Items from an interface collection
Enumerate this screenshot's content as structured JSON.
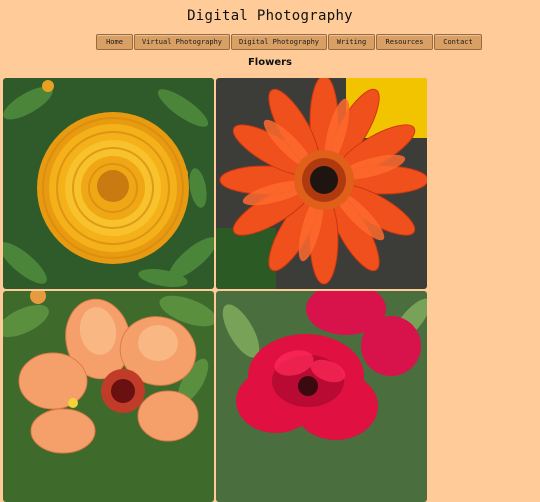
{
  "site": {
    "title": "Digital Photography"
  },
  "nav": {
    "items": [
      {
        "label": "Home"
      },
      {
        "label": "Virtual Photography"
      },
      {
        "label": "Digital Photography"
      },
      {
        "label": "Writing"
      },
      {
        "label": "Resources"
      },
      {
        "label": "Contact"
      }
    ]
  },
  "page": {
    "heading": "Flowers"
  },
  "gallery": {
    "photos": [
      {
        "subject": "orange-marigold"
      },
      {
        "subject": "orange-gerbera-daisy"
      },
      {
        "subject": "peach-hibiscus"
      },
      {
        "subject": "pink-red-rose"
      }
    ]
  },
  "colors": {
    "background": "#ffcc99",
    "nav_button": "#d9a066",
    "nav_border": "#9b6a3e"
  }
}
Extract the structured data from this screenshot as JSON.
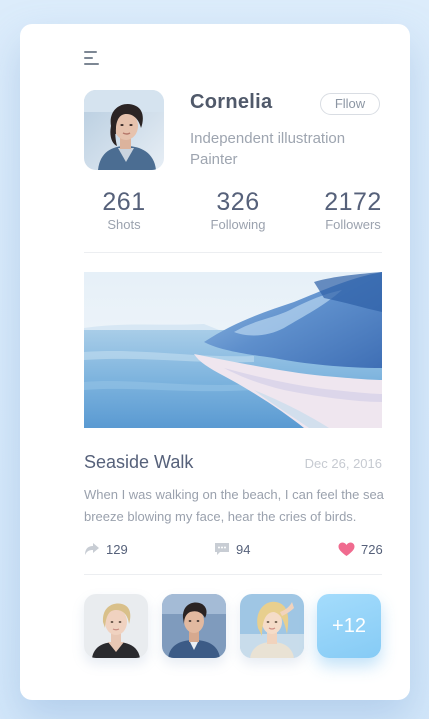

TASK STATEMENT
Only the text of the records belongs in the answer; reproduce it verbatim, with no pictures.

SOLUTION FOR THIS TASK
Enumerate this screenshot's content as structured JSON.
{
  "site": {
    "title": "Digital Photography"
  },
  "nav": {
    "items": [
      {
        "label": "Home"
      },
      {
        "label": "Virtual Photography"
      },
      {
        "label": "Digital Photography"
      },
      {
        "label": "Writing"
      },
      {
        "label": "Resources"
      },
      {
        "label": "Contact"
      }
    ]
  },
  "page": {
    "heading": "Flowers"
  },
  "gallery": {
    "photos": [
      {
        "subject": "orange-marigold"
      },
      {
        "subject": "orange-gerbera-daisy"
      },
      {
        "subject": "peach-hibiscus"
      },
      {
        "subject": "pink-red-rose"
      }
    ]
  },
  "colors": {
    "background": "#ffcc99",
    "nav_button": "#d9a066",
    "nav_border": "#9b6a3e"
  }
}
Extract the structured data from this screenshot as JSON.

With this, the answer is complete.